One of the early “creations” by Vimeo’s founder was a video format in which he “lip synched” to a commercial, copyrighted recording, synchronized the recording into the video during editing, and uploaded the video, making it available to every Vimeo user.... He named this “a lip dub,” and it was promoted as the “signature” Vimeo video genre, something that “put us [Vimeo] on the map.” .... As Vimeo and its users know, these popular lip dub videos, by definition, copy and incorporate copyrighted music without consent or license. ... (If Vimeo “suddenly started to ban videos with copyrighted music, like lipdubs, then I would be pissed but I would have to realize it’s their final decision.”) That also is apparent from Vimeo’s instructions on its home page on how to create lip dubs.... (“Like a music video. Shoot yourself mouthing along to a song then synch it with a high quality copy of the song in an editing program.”).Of course, one could make an argument that many lipdubs could be considered fair use, as being transformative. But, the labels assume that, by default, they all must be infringing.
Lip dubs were heavily promoted. Vimeo provided a “Lip Dub Stars” channel, labeling it a channel “we like” and securing commercial sponsorship for it.... Lip dubs were featured as a “Vimeo Obsession” on Vimeo’s home page.... “Lip dub” became one of the top seven key words that drew visitors to Vimeo ..., and appeared (in several variants) in an internal chart of top “searches per day” on the Vimeo Website
Furthermore, among the more dubious arguments made by the labels is claiming that Vimeo's decision to not use a tool to filter out copyright infringement is the equivalent of "willful blindness." This is wrong.

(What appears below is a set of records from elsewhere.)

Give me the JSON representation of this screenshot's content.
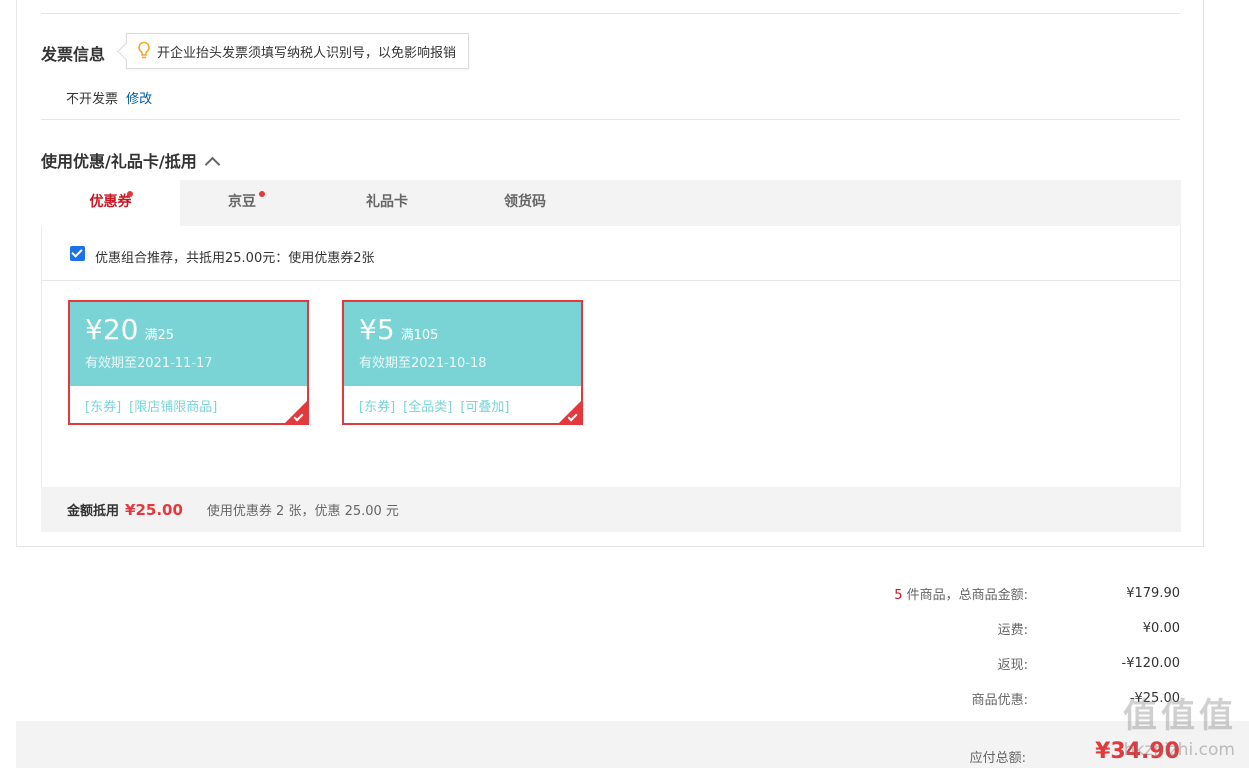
{
  "invoice": {
    "title": "发票信息",
    "tip": "开企业抬头发票须填写纳税人识别号，以免影响报销",
    "status": "不开发票",
    "edit_link": "修改"
  },
  "discount": {
    "title": "使用优惠/礼品卡/抵用",
    "tabs": [
      {
        "label": "优惠券",
        "active": true,
        "dot": true
      },
      {
        "label": "京豆",
        "active": false,
        "dot": true
      },
      {
        "label": "礼品卡",
        "active": false,
        "dot": false
      },
      {
        "label": "领货码",
        "active": false,
        "dot": false
      }
    ],
    "combo_checked": true,
    "combo_text": "优惠组合推荐，共抵用25.00元：使用优惠券2张",
    "coupons": [
      {
        "amount": "¥20",
        "condition": "满25",
        "expiry": "有效期至2021-11-17",
        "tags": [
          "[东券]",
          "[限店铺限商品]"
        ],
        "selected": true
      },
      {
        "amount": "¥5",
        "condition": "满105",
        "expiry": "有效期至2021-10-18",
        "tags": [
          "[东券]",
          "[全品类]",
          "[可叠加]"
        ],
        "selected": true
      }
    ],
    "summary": {
      "label": "金额抵用",
      "amount": "¥25.00",
      "desc": "使用优惠券 2 张，优惠 25.00 元"
    }
  },
  "totals": {
    "count": "5",
    "goods_label": " 件商品，总商品金额:",
    "goods_value": "¥179.90",
    "shipping_label": "运费:",
    "shipping_value": "¥0.00",
    "cashback_label": "返现:",
    "cashback_value": "-¥120.00",
    "promo_label": "商品优惠:",
    "promo_value": "-¥25.00",
    "payable_label": "应付总额:",
    "payable_value": "¥34.90"
  },
  "watermark": {
    "logo": "值值值",
    "url": "bkzhizhi.com"
  },
  "colors": {
    "accent": "#e4393c",
    "link": "#005aa0",
    "coupon": "#7ad4d6"
  }
}
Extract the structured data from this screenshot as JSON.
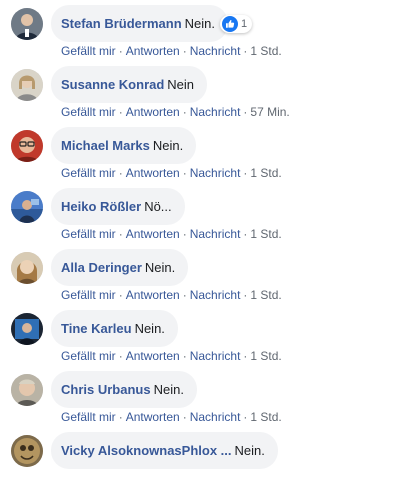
{
  "actions": {
    "like": "Gefällt mir",
    "reply": "Antworten",
    "message": "Nachricht",
    "separator": "·"
  },
  "colors": {
    "author": "#385898",
    "bubble": "#f2f3f5",
    "meta": "#606770",
    "like_badge": "#1877f2"
  },
  "comments": [
    {
      "author": "Stefan Brüdermann",
      "text": "Nein.",
      "time": "1 Std.",
      "reactions": {
        "icon": "like-icon",
        "count": "1"
      }
    },
    {
      "author": "Susanne Konrad",
      "text": "Nein",
      "time": "57 Min."
    },
    {
      "author": "Michael Marks",
      "text": "Nein.",
      "time": "1 Std."
    },
    {
      "author": "Heiko Rößler",
      "text": "Nö...",
      "time": "1 Std."
    },
    {
      "author": "Alla Deringer",
      "text": "Nein.",
      "time": "1 Std."
    },
    {
      "author": "Tine Karleu",
      "text": "Nein.",
      "time": "1 Std."
    },
    {
      "author": "Chris Urbanus",
      "text": "Nein.",
      "time": "1 Std."
    },
    {
      "author": "Vicky AlsoknownasPhlox ...",
      "text": "Nein."
    }
  ]
}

The law does not say that sites need to make use of filters and other tools to find possibly infringing works -- in part because a tool cannot properly assess if a work is infringing. They also make the argument that because Vimeo put "lip dub" in meta tags it's proof that they were promoting infringement. That seems very weak for a number of reasons, not the least of which is that search engines haven't used meta tags in ages. Also, the labels argue that because Vimeo offered licensable songs for sale to videomakers it knew that it was committing and encouraging infringement. This seems particularly bizarre. It's attacking Vimeo for actually doing the right thing and helping its users license music. But, just because they do that, it doesn't give them direct knowledge of whether or not users licensed music elsewhere. Oh yeah, the labels also -- ridiculously -- claim that pre-1972 songs are not subject to the DMCA, despite multiple courts rejecting this argument.
All that said, it still seems likely that Vimeo may have an uphill battle here. The fact that employees uploaded infringing works is going to make the case difficult, even if there are reasonable arguments for why they did it. The filing also has a bunch of quotes suggesting general awareness of infringement on the site, but "general" awareness is not enough to lose DMCA safe harbors. You need to be aware of specific infringement, and it's not entirely clear that that's true. There's one example of someone saying they weren't sure if something was licensed and offering to make a copy without music just to be safe, but that's not the same as knowing that the effort is definitely infringing. The other part that might come back to bite Vimeo is the lack of having a "repeat offender" policy for its DMCA takedowns. This is something that has tripped up others as well. The law requires such a policy, but it's unclear if Vimeo actually had one until about the time it was sued.
Still, it really does seem like this is yet another example of the labels fighting against how people enjoy culture today -- and how they help spread it. It's really shameful to see them on the attack, rather than figuring out ways to support it.